From the first line to the last, repeat the data below exactly.

• • • •

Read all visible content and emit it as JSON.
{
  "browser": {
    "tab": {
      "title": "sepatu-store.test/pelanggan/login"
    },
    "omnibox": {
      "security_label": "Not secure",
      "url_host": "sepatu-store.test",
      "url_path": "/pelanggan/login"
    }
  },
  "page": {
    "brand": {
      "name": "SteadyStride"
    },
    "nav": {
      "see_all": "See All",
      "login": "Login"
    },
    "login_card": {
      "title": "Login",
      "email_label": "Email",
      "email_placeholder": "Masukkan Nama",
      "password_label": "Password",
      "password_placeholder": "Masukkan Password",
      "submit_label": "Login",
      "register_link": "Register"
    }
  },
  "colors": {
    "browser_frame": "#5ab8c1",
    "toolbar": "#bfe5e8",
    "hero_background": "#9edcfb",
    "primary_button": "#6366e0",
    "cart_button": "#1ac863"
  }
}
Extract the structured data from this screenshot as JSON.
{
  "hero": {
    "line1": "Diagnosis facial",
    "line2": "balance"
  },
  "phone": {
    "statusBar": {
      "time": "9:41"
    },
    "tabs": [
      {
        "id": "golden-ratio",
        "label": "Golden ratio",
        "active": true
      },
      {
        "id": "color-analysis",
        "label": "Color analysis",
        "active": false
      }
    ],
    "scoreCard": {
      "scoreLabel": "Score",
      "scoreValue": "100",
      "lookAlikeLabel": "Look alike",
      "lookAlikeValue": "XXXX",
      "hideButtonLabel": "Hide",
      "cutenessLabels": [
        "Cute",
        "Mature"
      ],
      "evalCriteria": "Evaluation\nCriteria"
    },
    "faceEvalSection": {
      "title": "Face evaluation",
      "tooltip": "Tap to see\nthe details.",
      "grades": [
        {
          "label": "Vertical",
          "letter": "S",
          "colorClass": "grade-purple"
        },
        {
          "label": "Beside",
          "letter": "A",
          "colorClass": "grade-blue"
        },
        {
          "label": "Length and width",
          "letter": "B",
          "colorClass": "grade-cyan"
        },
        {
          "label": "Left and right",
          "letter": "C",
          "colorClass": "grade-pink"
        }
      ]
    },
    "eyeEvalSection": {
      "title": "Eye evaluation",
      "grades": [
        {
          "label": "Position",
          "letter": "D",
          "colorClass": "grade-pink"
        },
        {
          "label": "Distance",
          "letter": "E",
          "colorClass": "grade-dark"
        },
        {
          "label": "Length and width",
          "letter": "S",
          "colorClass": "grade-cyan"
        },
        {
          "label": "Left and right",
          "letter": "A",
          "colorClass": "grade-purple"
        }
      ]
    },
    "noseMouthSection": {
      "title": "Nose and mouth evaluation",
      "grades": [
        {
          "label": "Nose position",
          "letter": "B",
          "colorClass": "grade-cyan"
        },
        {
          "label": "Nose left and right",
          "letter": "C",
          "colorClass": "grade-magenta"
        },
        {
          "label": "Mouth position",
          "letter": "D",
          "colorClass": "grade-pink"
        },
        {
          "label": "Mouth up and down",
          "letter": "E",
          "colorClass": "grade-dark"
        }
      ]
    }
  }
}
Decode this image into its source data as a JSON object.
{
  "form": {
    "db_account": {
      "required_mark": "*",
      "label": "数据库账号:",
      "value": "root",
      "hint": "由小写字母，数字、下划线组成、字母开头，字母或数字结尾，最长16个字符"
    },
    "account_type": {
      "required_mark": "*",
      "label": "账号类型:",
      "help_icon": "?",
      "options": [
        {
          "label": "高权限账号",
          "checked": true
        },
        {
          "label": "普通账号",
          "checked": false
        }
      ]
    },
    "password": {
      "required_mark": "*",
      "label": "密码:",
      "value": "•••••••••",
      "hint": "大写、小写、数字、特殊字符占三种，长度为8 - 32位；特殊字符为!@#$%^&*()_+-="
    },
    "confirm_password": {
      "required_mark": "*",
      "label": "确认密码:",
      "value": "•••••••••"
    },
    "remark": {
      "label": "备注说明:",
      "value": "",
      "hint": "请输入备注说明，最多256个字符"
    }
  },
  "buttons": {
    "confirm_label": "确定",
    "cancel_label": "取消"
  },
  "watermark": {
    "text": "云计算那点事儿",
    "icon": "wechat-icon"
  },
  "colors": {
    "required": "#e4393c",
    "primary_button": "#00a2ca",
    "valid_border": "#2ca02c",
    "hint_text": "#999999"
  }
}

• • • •

▶ **RESULT OF THE TASK**:
Read all visible content and emit it as JSON.
{
  "browser": {
    "tab": {
      "title": "sepatu-store.test/pelanggan/login"
    },
    "omnibox": {
      "security_label": "Not secure",
      "url_host": "sepatu-store.test",
      "url_path": "/pelanggan/login"
    }
  },
  "page": {
    "brand": {
      "name": "SteadyStride"
    },
    "nav": {
      "see_all": "See All",
      "login": "Login"
    },
    "login_card": {
      "title": "Login",
      "email_label": "Email",
      "email_placeholder": "Masukkan Nama",
      "password_label": "Password",
      "password_placeholder": "Masukkan Password",
      "submit_label": "Login",
      "register_link": "Register"
    }
  },
  "colors": {
    "browser_frame": "#5ab8c1",
    "toolbar": "#bfe5e8",
    "hero_background": "#9edcfb",
    "primary_button": "#6366e0",
    "cart_button": "#1ac863"
  }
}
Extract the structured data from this screenshot as JSON.
{
  "hero": {
    "line1": "Diagnosis facial",
    "line2": "balance"
  },
  "phone": {
    "statusBar": {
      "time": "9:41"
    },
    "tabs": [
      {
        "id": "golden-ratio",
        "label": "Golden ratio",
        "active": true
      },
      {
        "id": "color-analysis",
        "label": "Color analysis",
        "active": false
      }
    ],
    "scoreCard": {
      "scoreLabel": "Score",
      "scoreValue": "100",
      "lookAlikeLabel": "Look alike",
      "lookAlikeValue": "XXXX",
      "hideButtonLabel": "Hide",
      "cutenessLabels": [
        "Cute",
        "Mature"
      ],
      "evalCriteria": "Evaluation\nCriteria"
    },
    "faceEvalSection": {
      "title": "Face evaluation",
      "tooltip": "Tap to see\nthe details.",
      "grades": [
        {
          "label": "Vertical",
          "letter": "S",
          "colorClass": "grade-purple"
        },
        {
          "label": "Beside",
          "letter": "A",
          "colorClass": "grade-blue"
        },
        {
          "label": "Length and width",
          "letter": "B",
          "colorClass": "grade-cyan"
        },
        {
          "label": "Left and right",
          "letter": "C",
          "colorClass": "grade-pink"
        }
      ]
    },
    "eyeEvalSection": {
      "title": "Eye evaluation",
      "grades": [
        {
          "label": "Position",
          "letter": "D",
          "colorClass": "grade-pink"
        },
        {
          "label": "Distance",
          "letter": "E",
          "colorClass": "grade-dark"
        },
        {
          "label": "Length and width",
          "letter": "S",
          "colorClass": "grade-cyan"
        },
        {
          "label": "Left and right",
          "letter": "A",
          "colorClass": "grade-purple"
        }
      ]
    },
    "noseMouthSection": {
      "title": "Nose and mouth evaluation",
      "grades": [
        {
          "label": "Nose position",
          "letter": "B",
          "colorClass": "grade-cyan"
        },
        {
          "label": "Nose left and right",
          "letter": "C",
          "colorClass": "grade-magenta"
        },
        {
          "label": "Mouth position",
          "letter": "D",
          "colorClass": "grade-pink"
        },
        {
          "label": "Mouth up and down",
          "letter": "E",
          "colorClass": "grade-dark"
        }
      ]
    }
  }
}
Decode this image into its source data as a JSON object.
{
  "form": {
    "db_account": {
      "required_mark": "*",
      "label": "数据库账号:",
      "value": "root",
      "hint": "由小写字母，数字、下划线组成、字母开头，字母或数字结尾，最长16个字符"
    },
    "account_type": {
      "required_mark": "*",
      "label": "账号类型:",
      "help_icon": "?",
      "options": [
        {
          "label": "高权限账号",
          "checked": true
        },
        {
          "label": "普通账号",
          "checked": false
        }
      ]
    },
    "password": {
      "required_mark": "*",
      "label": "密码:",
      "value": "•••••••••",
      "hint": "大写、小写、数字、特殊字符占三种，长度为8 - 32位；特殊字符为!@#$%^&*()_+-="
    },
    "confirm_password": {
      "required_mark": "*",
      "label": "确认密码:",
      "value": "•••••••••"
    },
    "remark": {
      "label": "备注说明:",
      "value": "",
      "hint": "请输入备注说明，最多256个字符"
    }
  },
  "buttons": {
    "confirm_label": "确定",
    "cancel_label": "取消"
  },
  "watermark": {
    "text": "云计算那点事儿",
    "icon": "wechat-icon"
  },
  "colors": {
    "required": "#e4393c",
    "primary_button": "#00a2ca",
    "valid_border": "#2ca02c",
    "hint_text": "#999999"
  }
}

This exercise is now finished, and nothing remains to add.